- Each tile with water is represented as wet. This is more visual and frees up precious bits. Water sub-levels (-4..4) are also represented visually.
- A river tile can be in two states: Flowing and flooding.
- Flow means "take x water levels from tile, and put x water levels on the next tile"
- Flowing tiles are always full, and are turned into flooding tiles when the tile in the flow direction disappears. Flowing tiles have no logic, and cannot decide to turn into flooding tiles randomly.
River tiles want to contain at most X flow units.
- If it receives more than that, the river will try to expand in width, starting from the source lake. If something (e.g. a canyon, a building, rail..) blocks the expansion, the river tries to expand to the other side, if not that, it gives up: the tile has a strong current.
- If there are less than X/2 flow units of water in a wide river, it shrinks in width, starting from the source lake.
- Only full tiles can flood to adjacent tiles. Nearby non-full tiles are filled before flooding a nearby tile.
- The newly flooded tile's flow direction can change from the original. Mostly though straight ahead (using the flow direction of the original): chances can be like 3/4 straight, 1/8 to left and right each.
- The next tile is the tile to the direction of flow direction.
- Flooding tiles dry up if their water level dips below -4.
- Flow units determine how many levels of water is transferred each tile loop.
- Upon ending up in a large hole in the landscape, the water floods the hole, forming a lake. Lakes that become large enough without a way out become sinks for incoming water. If such a lake is allowed to drain, it becomes a normal lake, with as much water coming out as the inbound river inputs.
- Ships on water that is decreasing in level (the lake is draining) may be destroyed when the tile the ship is on dries up.
- Deep lakes become more shallow (sediments) until they are at most one level in depth. If water level grows above 4 in a tile, the tile is raised one level.
- Rivers do not terraform, only lakes do (by raising the floor as water level rises).

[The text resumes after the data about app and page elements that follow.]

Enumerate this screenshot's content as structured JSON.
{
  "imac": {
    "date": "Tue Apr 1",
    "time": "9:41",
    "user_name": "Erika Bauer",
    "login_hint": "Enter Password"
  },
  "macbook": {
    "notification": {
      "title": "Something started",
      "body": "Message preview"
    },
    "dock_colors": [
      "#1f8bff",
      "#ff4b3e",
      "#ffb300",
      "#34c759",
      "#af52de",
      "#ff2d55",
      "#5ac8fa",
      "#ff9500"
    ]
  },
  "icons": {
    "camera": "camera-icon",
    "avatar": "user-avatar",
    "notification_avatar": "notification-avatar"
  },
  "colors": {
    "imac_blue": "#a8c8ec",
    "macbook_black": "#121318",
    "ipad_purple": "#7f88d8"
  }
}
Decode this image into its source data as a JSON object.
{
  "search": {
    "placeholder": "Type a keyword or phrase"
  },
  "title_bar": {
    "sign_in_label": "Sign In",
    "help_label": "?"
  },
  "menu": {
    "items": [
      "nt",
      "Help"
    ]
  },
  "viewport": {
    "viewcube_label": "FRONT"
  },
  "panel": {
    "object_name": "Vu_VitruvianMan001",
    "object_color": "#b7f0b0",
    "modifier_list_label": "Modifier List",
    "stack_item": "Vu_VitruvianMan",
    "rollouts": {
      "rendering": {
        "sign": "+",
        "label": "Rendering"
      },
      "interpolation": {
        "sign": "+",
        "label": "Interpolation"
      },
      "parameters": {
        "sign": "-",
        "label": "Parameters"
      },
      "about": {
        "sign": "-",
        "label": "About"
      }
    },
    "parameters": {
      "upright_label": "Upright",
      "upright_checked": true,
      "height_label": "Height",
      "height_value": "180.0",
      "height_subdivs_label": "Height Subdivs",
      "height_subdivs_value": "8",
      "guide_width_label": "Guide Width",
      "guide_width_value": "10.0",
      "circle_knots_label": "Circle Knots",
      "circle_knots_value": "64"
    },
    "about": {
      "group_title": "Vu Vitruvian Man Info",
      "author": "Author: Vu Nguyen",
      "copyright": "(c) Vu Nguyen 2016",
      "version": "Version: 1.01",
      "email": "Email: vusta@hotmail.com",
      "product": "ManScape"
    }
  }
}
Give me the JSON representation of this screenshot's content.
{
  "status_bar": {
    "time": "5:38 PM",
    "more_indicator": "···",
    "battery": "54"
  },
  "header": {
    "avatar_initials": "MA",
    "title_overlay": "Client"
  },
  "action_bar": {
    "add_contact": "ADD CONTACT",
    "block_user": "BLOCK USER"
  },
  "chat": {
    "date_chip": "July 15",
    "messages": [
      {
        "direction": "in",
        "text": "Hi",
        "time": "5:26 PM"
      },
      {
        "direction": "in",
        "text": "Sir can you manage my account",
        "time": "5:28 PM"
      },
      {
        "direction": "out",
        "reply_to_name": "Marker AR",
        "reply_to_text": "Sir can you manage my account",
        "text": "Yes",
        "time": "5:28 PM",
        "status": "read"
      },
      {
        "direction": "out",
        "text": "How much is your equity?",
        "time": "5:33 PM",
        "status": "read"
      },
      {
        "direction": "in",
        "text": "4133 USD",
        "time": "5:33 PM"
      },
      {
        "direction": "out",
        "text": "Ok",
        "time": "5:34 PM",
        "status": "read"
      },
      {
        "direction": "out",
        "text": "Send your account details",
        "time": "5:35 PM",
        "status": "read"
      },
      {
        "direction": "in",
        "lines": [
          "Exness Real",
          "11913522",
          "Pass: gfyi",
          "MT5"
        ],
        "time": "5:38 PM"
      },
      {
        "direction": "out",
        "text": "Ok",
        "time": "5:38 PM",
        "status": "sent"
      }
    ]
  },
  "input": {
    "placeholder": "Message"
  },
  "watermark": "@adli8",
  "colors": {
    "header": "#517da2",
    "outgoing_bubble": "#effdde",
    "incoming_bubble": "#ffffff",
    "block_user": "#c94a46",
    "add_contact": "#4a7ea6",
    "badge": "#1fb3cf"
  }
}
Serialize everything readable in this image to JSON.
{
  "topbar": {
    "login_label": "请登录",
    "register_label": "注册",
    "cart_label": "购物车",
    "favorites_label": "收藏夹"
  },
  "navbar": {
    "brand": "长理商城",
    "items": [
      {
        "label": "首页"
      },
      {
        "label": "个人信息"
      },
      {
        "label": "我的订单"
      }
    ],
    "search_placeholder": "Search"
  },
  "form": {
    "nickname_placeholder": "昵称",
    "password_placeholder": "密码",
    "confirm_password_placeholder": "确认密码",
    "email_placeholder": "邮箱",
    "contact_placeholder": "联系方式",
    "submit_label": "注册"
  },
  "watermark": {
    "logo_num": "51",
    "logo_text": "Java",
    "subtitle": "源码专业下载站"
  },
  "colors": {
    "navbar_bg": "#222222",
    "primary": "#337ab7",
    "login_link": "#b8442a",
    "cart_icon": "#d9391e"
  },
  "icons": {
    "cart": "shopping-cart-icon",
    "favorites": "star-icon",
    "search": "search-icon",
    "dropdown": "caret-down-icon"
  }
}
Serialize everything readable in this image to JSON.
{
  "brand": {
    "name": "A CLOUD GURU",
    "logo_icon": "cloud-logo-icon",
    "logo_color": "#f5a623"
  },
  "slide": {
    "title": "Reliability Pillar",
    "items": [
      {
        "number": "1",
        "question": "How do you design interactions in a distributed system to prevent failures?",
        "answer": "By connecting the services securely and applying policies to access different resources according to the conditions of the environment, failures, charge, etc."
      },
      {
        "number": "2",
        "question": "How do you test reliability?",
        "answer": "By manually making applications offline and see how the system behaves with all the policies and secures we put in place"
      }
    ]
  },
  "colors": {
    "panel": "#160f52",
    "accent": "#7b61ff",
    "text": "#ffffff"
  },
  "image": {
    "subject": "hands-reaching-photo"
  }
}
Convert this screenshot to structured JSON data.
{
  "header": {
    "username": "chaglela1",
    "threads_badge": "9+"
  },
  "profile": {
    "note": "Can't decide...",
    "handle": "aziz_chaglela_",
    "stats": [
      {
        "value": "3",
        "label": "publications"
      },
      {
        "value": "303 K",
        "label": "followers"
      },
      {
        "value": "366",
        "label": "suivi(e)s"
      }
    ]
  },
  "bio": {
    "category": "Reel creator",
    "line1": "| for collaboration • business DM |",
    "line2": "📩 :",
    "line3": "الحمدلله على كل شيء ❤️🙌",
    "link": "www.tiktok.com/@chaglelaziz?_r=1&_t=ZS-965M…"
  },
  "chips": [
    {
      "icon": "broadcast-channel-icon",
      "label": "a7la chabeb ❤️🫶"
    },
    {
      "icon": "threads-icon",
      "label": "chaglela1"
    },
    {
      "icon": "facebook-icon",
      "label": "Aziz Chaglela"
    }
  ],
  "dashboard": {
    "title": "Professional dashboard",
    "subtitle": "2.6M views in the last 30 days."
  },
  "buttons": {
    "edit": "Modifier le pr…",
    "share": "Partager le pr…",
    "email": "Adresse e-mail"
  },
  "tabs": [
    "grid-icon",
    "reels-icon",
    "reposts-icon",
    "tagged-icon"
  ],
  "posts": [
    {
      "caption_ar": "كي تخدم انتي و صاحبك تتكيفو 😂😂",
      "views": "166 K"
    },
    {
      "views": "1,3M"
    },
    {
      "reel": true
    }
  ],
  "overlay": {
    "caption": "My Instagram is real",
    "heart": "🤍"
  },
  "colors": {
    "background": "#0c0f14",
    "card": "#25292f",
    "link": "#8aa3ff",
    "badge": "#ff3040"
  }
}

- The flow may influence ship speed.
- Will need an implementation order of sub-features.
yorick, gonozal_viii, eddi, peter1138, hylje, prof_frink, bjarni